We’re stuck in a rut, and there has to be a natural progression to this, otherwise this cycle will continue, and he and I will keep coming back to each other, unable to move past this chemistry we never explored.  I keep wondering why we keep coming back.  I wonder why I’m not more upset that I haven’t heard back from a guy I had a little fling with over a month ago.  I wonder why I had such a hard time trying to tell my guy friend about that guy.  I wonder why he seemed a tiny bit jealous about it.  I wonder why he texted ME at 3 am one night from 1500 miles away instead of trying to get lucky with three girls he found cute at the bar he was in.  I wonder why he and I always seem to wind up sitting together at parties and bars and in the park.

My best friend, patient listener that she is, has told me on more than one occasion (including last night) that I have to break this vicious cycle.  I’m well aware of it.  I know I have feelings, I won’t deny that, but I also haven’t figured out what I want to do with them.  I don’t know what I want, and I sure as hell better know if he and I ever talk about the giant LOTR-ish elephant in the room (I think those are actually called Mumakil in Return of the King.  I had to look it up on Wikipedia.).  I know a huge part of me is just curious to see if he and I could work in that way, curious to see if we could work together physically too.  I won’t pretend that I think he also hasn’t considered it before.  He’s not stupid; I know he’s probably at least once noticed what’s going on between us, but he’s never done anything about it.

Well, kiddo, you can’t have it both ways.  Either you’re just a supportive friend or you want to be my boyfriend, but you can’t be jealous when I pay attention to another guy that isn’t you.  If that bothers you, then fucking DO something about it.  I can’t wait on you forever.  I won’t wait on you forever.

One of my favorite moments of When Harry Met Sally is when Harry, after years of are-we-aren’t-we moments, realizes on New Years Eve he loves Sally so he runs through Manhattan and finds her at a party to tell her, even though she is angry with him.  He tells her that “I love that you get cold when it’s seventy one degrees out, I love that it takes you an hour and a half to order a sandwich, I love that you get a little crinkle above you nose when you’re looking at me like I’m nuts, I love that after I spend a day with you I can still smell your perfume on my clothes and I love that you are the last person I want to talk to before I go to sleep at night.

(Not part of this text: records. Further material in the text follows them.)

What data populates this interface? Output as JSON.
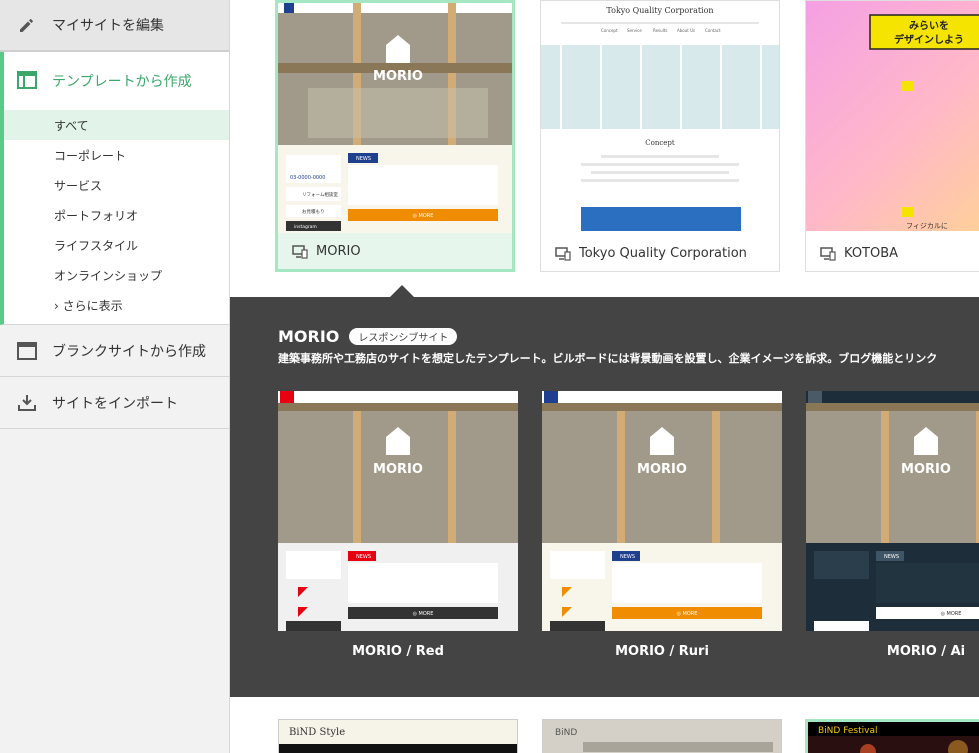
{
  "sidebar": {
    "edit_label": "マイサイトを編集",
    "template_label": "テンプレートから作成",
    "categories": [
      "すべて",
      "コーポレート",
      "サービス",
      "ポートフォリオ",
      "ライフスタイル",
      "オンラインショップ"
    ],
    "more_label": "› さらに表示",
    "blank_label": "ブランクサイトから作成",
    "import_label": "サイトをインポート"
  },
  "templates": [
    {
      "name": "MORIO",
      "selected": true
    },
    {
      "name": "Tokyo Quality Corporation",
      "selected": false
    },
    {
      "name": "KOTOBA",
      "selected": false
    }
  ],
  "thumbs": {
    "morio_logo": "MORIO",
    "news": "NEWS",
    "more": "◎ MORE",
    "reform": "リフォーム相談室",
    "estimate": "お見積もり",
    "instagram": "instagram",
    "phone": "03-0000-0000",
    "tqc_title": "Tokyo Quality Corporation",
    "tqc_nav": [
      "Concept",
      "Service",
      "Results",
      "About Us",
      "Contact"
    ],
    "tqc_concept": "Concept",
    "kotoba_banner_1": "みらいを",
    "kotoba_banner_2": "デザインしよう",
    "kotoba_footer": "フィジカルに",
    "bottom_1": "BiND Style",
    "bottom_2": "BiND",
    "bottom_3": "BiND Festival"
  },
  "detail": {
    "title": "MORIO",
    "badge": "レスポンシブサイト",
    "description": "建築事務所や工務店のサイトを想定したテンプレート。ビルボードには背景動画を設置し、企業イメージを訴求。ブログ機能とリンク",
    "variants": [
      {
        "name": "MORIO / Red",
        "accent": "#e60012"
      },
      {
        "name": "MORIO / Ruri",
        "accent": "#1f3f8f"
      },
      {
        "name": "MORIO / Ai",
        "accent": "#1d2e3a"
      }
    ]
  },
  "colors": {
    "accent_green": "#5bc987",
    "morio_orange": "#f08c00",
    "detail_bg": "#444444"
  }
}
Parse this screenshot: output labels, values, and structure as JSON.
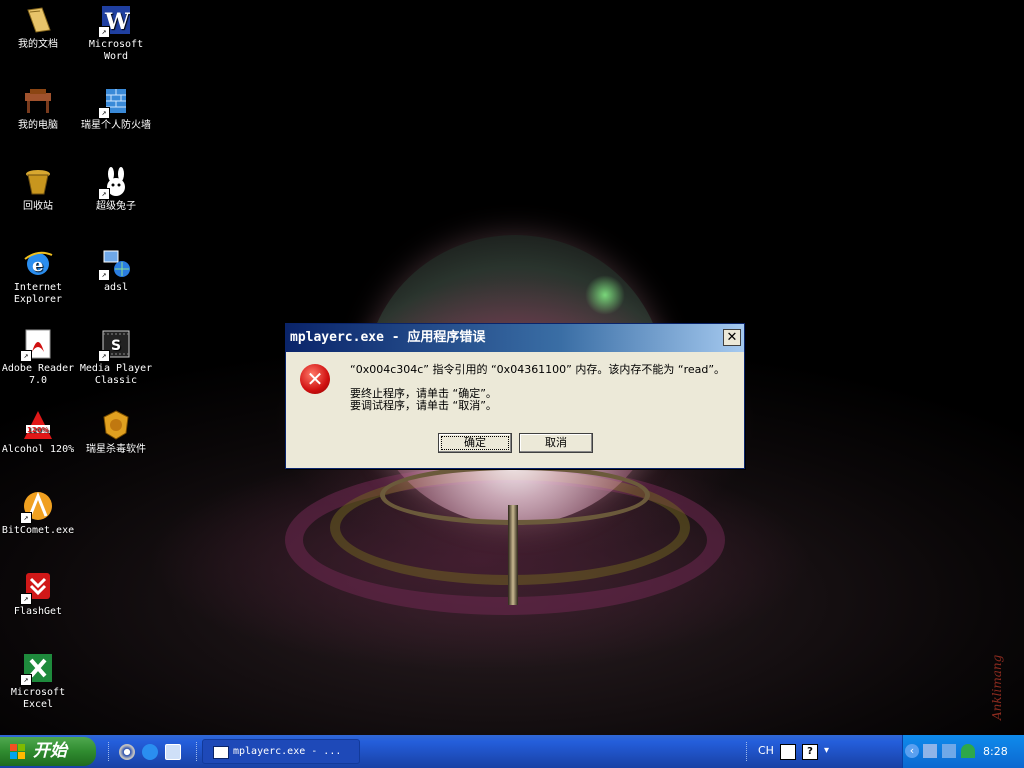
{
  "desktop": {
    "icons": [
      {
        "label": "我的文档"
      },
      {
        "label": "Microsoft Word"
      },
      {
        "label": "我的电脑"
      },
      {
        "label": "瑞星个人防火墙"
      },
      {
        "label": "回收站"
      },
      {
        "label": "超级兔子"
      },
      {
        "label": "Internet Explorer"
      },
      {
        "label": "adsl"
      },
      {
        "label": "Adobe Reader 7.0"
      },
      {
        "label": "Media Player Classic"
      },
      {
        "label": "Alcohol 120%"
      },
      {
        "label": "瑞星杀毒软件"
      },
      {
        "label": "BitComet.exe"
      },
      {
        "label": "FlashGet"
      },
      {
        "label": "Microsoft Excel"
      }
    ],
    "signature": "Anklimang"
  },
  "dialog": {
    "title": "mplayerc.exe - 应用程序错误",
    "close_glyph": "✕",
    "error_glyph": "✕",
    "line1": "“0x004c304c” 指令引用的 “0x04361100” 内存。该内存不能为 “read”。",
    "line2": "要终止程序，请单击 “确定”。",
    "line3": "要调试程序，请单击 “取消”。",
    "ok_label": "确定",
    "cancel_label": "取消"
  },
  "taskbar": {
    "start_label": "开始",
    "window_button": "mplayerc.exe - ...",
    "lang": "CH",
    "clock": "8:28"
  }
}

And it’s not because I’m lonely, and it’s not because it’s New Years Eve. I came here tonight because when you realize you want to spend the rest of your life with somebody, you want the rest of the life to start as soon as possible.”  It takes her by surprise, and she says “You see, that is just like you Harry. You say things like that and you make it impossible for me to hate you. And I hate you Harry…I really hate you.”  Then, of course, they kiss.

And while I know romantic comedies all have some sort of semi-cliched moment like this, I can’t help thinking that maybe THIS is what I want.  I want someone to know me that well and find all those weird little quirks about me wonderful; I want that sudden realization they can’t do without them.  They can’t do without ME.  And I don’t want them to be afraid to just tell me…even in the middle of an awesome late 1980s New Year’s Eve party.

I don’t know how all this will turn out.  I know I have to do something about this.  I am tired of indecision.  I am tired of being one of the guys.  I am tired of not being taken seriously as a woman.  I am tired of the glances and the missed opportunities and the soulful conversations that make me feel special but never really lead anywhere.  And as tired as I am where I should quit, there he will be to say that he would be lost without me or that I have a way of knowing exactly what he needs to hear and I just understand him better than anyone else.

You see?  That is JUST like you.  You say things like that, and you make it impossible for me to hate you.